» Task statement: Each line of the records that holds the word "Overview" should be copied out.
*** Given entries ***
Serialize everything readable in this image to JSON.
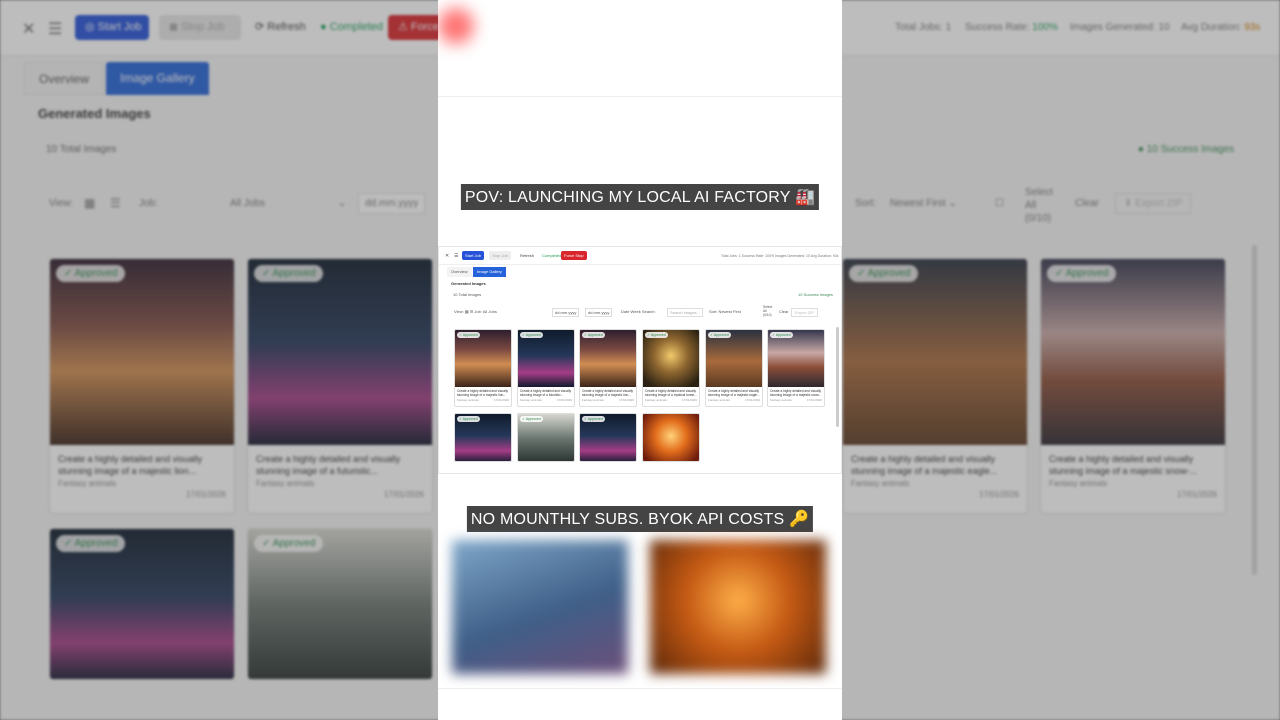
{
  "background_app": {
    "close_icon": "close-icon",
    "menu_icon": "hamburger-icon",
    "toolbar": {
      "start_label": "Start Job",
      "stop_label": "Stop Job",
      "refresh_label": "Refresh",
      "completed_label": "Completed",
      "force_label": "Force"
    },
    "stats": {
      "total_jobs": "Total Jobs: 1",
      "success_rate_label": "Success Rate: ",
      "success_rate_value": "100%",
      "images_generated": "Images Generated: 10",
      "avg_duration_label": "Avg Duration: ",
      "avg_duration_value": "93s"
    },
    "tabs": {
      "overview": "Overview",
      "gallery": "Image Gallery"
    },
    "section_title": "Generated Images",
    "total_images": "10 Total Images",
    "success_images": "10 Success Images",
    "filters": {
      "view_label": "View:",
      "job_label": "Job:",
      "job_value": "All Jobs",
      "date_placeholder": "dd.mm.yyyy",
      "sort_label": "Sort:",
      "sort_value": "Newest First",
      "select_all": "Select All (0/10)",
      "clear": "Clear",
      "export": "Export ZIP"
    },
    "cards": [
      {
        "badge": "✓ Approved",
        "desc": "Create a highly detailed and visually stunning image of a majestic lion...",
        "cat": "Fantasy animals",
        "date": "17/01/2026"
      },
      {
        "badge": "✓ Approved",
        "desc": "Create a highly detailed and visually stunning image of a futuristic...",
        "cat": "Fantasy animals",
        "date": "17/01/2026"
      },
      {
        "badge": "✓ Approved",
        "desc": "Create a highly detailed and visually stunning image of a majestic eagle...",
        "cat": "Fantasy animals",
        "date": "17/01/2026"
      },
      {
        "badge": "✓ Approved",
        "desc": "Create a highly detailed and visually stunning image of a majestic snow-...",
        "cat": "Fantasy animals",
        "date": "17/01/2026"
      },
      {
        "badge": "✓ Approved"
      },
      {
        "badge": "✓ Approved"
      }
    ]
  },
  "captions": {
    "top": "POV: LAUNCHING MY LOCAL AI FACTORY 🏭",
    "bottom": "NO MOUNTHLY SUBS. BYOK API COSTS 🔑"
  },
  "mini": {
    "start": "Start Job",
    "stop": "Stop Job",
    "refresh": "Refresh",
    "completed": "Completed",
    "force": "Force Stop",
    "stats": "Total Jobs: 1   Success Rate: 100%   Images Generated: 10   Avg Duration: 93s",
    "tab_overview": "Overview",
    "tab_gallery": "Image Gallery",
    "title": "Generated Images",
    "total": "10 Total Images",
    "success": "10 Success Images",
    "filters": "View:   ▦ ☰   Job:        All Jobs",
    "date1": "dd.mm.yyyy",
    "date2": "dd.mm.yyyy",
    "filters2": "Date   Week   Search:",
    "search_placeholder": "Search images...",
    "sort": "Sort:   Newest First",
    "select": "Select All (0/10)",
    "clear": "Clear",
    "export": "Export ZIP",
    "cards": [
      {
        "badge": "✓ Approved",
        "desc": "Create a highly detailed and visually stunning image of a majestic lion...",
        "cat": "Fantasy animals",
        "date": "17/01/2026"
      },
      {
        "badge": "✓ Approved",
        "desc": "Create a highly detailed and visually stunning image of a futuristic...",
        "cat": "Fantasy animals",
        "date": "17/01/2026"
      },
      {
        "badge": "✓ Approved",
        "desc": "Create a highly detailed and visually stunning image of a majestic lion...",
        "cat": "Fantasy animals",
        "date": "17/01/2026"
      },
      {
        "badge": "✓ Approved",
        "desc": "Create a highly detailed and visually stunning image of a mystical forest...",
        "cat": "Fantasy animals",
        "date": "17/01/2026"
      },
      {
        "badge": "✓ Approved",
        "desc": "Create a highly detailed and visually stunning image of a majestic eagle...",
        "cat": "Fantasy animals",
        "date": "17/01/2026"
      },
      {
        "badge": "✓ Approved",
        "desc": "Create a highly detailed and visually stunning image of a majestic snow...",
        "cat": "Fantasy animals",
        "date": "17/01/2026"
      },
      {
        "badge": "✓ Approved"
      },
      {
        "badge": "✓ Approved"
      },
      {
        "badge": "✓ Approved"
      },
      {
        "badge": ""
      }
    ]
  }
}
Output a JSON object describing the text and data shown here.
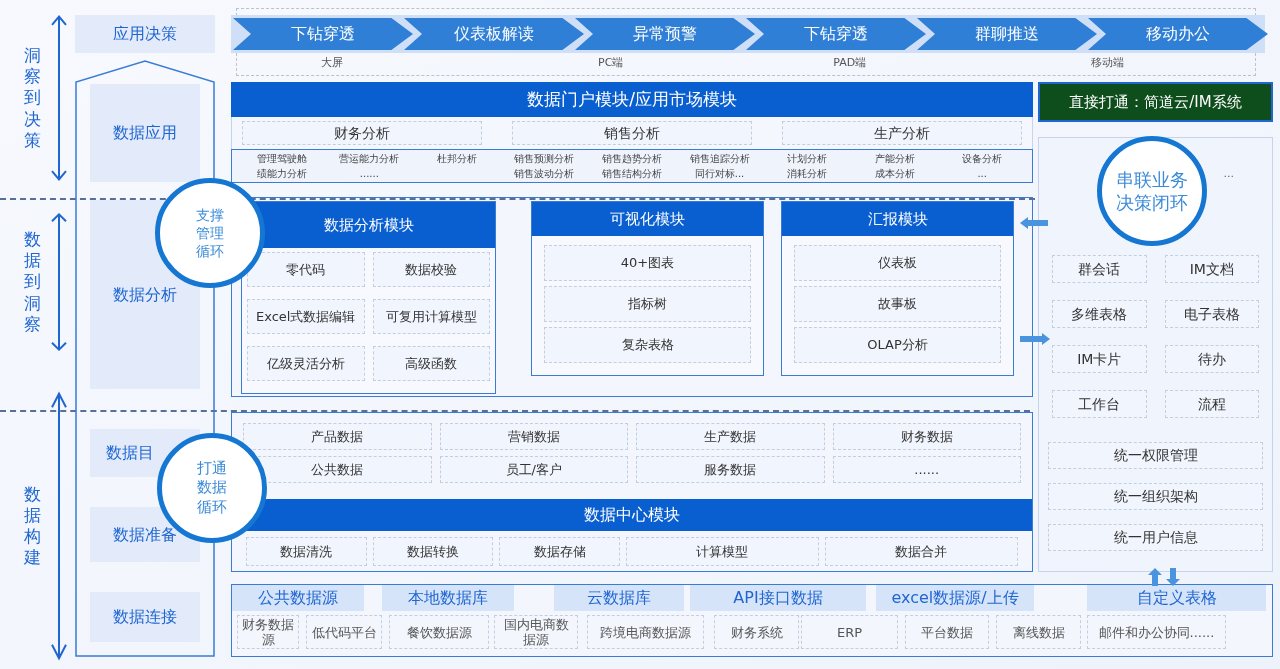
{
  "axis": [
    {
      "label": "洞察到决策"
    },
    {
      "label": "数据到洞察"
    },
    {
      "label": "数据构建"
    }
  ],
  "decision_layer": "应用决策",
  "flow": {
    "steps": [
      "下钻穿透",
      "仪表板解读",
      "异常预警",
      "下钻穿透",
      "群聊推送",
      "移动办公"
    ],
    "devices": [
      "大屏",
      "PC端",
      "PAD端",
      "移动端"
    ]
  },
  "layers": [
    "数据应用",
    "数据分析",
    "数据目",
    "数据准备",
    "数据连接"
  ],
  "portal": {
    "title": "数据门户模块/应用市场模块",
    "groups": [
      {
        "category": "财务分析",
        "items": [
          "管理驾驶舱",
          "营运能力分析",
          "杜邦分析",
          "绩能力分析",
          "......"
        ]
      },
      {
        "category": "销售分析",
        "items": [
          "销售预测分析",
          "销售趋势分析",
          "销售追踪分析",
          "销售波动分析",
          "销售结构分析",
          "同行对标..."
        ]
      },
      {
        "category": "生产分析",
        "items": [
          "计划分析",
          "产能分析",
          "设备分析",
          "消耗分析",
          "成本分析",
          "..."
        ]
      }
    ]
  },
  "modules": [
    {
      "title": "数据分析模块",
      "items": [
        "零代码",
        "数据校验",
        "Excel式数据编辑",
        "可复用计算模型",
        "亿级灵活分析",
        "高级函数"
      ]
    },
    {
      "title": "可视化模块",
      "items": [
        "40+图表",
        "指标树",
        "复杂表格"
      ]
    },
    {
      "title": "汇报模块",
      "items": [
        "仪表板",
        "故事板",
        "OLAP分析"
      ]
    }
  ],
  "data_center": {
    "catalog": [
      "产品数据",
      "营销数据",
      "生产数据",
      "财务数据",
      "公共数据",
      "员工/客户",
      "服务数据",
      "......"
    ],
    "title": "数据中心模块",
    "processes": [
      "数据清洗",
      "数据转换",
      "数据存储",
      "计算模型",
      "数据合并"
    ]
  },
  "sources": {
    "headers": [
      "公共数据源",
      "本地数据库",
      "云数据库",
      "API接口数据",
      "excel数据源/上传",
      "自定义表格"
    ],
    "items": [
      "财务数据源",
      "低代码平台",
      "餐饮数据源",
      "国内电商数据源",
      "跨境电商数据源",
      "财务系统",
      "ERP",
      "平台数据",
      "离线数据",
      "邮件和办公协同......"
    ]
  },
  "integration": {
    "title": "直接打通：简道云/IM系统",
    "loop": "串联业务决策闭环",
    "more": "...",
    "tiles": [
      "群会话",
      "IM文档",
      "多维表格",
      "电子表格",
      "IM卡片",
      "待办",
      "工作台",
      "流程"
    ],
    "services": [
      "统一权限管理",
      "统一组织架构",
      "统一用户信息"
    ]
  },
  "loops": [
    "支撑管理循环",
    "打通数据循环"
  ]
}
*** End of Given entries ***
» Written response:
      "overview": "Overview",
    "tab_overview": "Overview",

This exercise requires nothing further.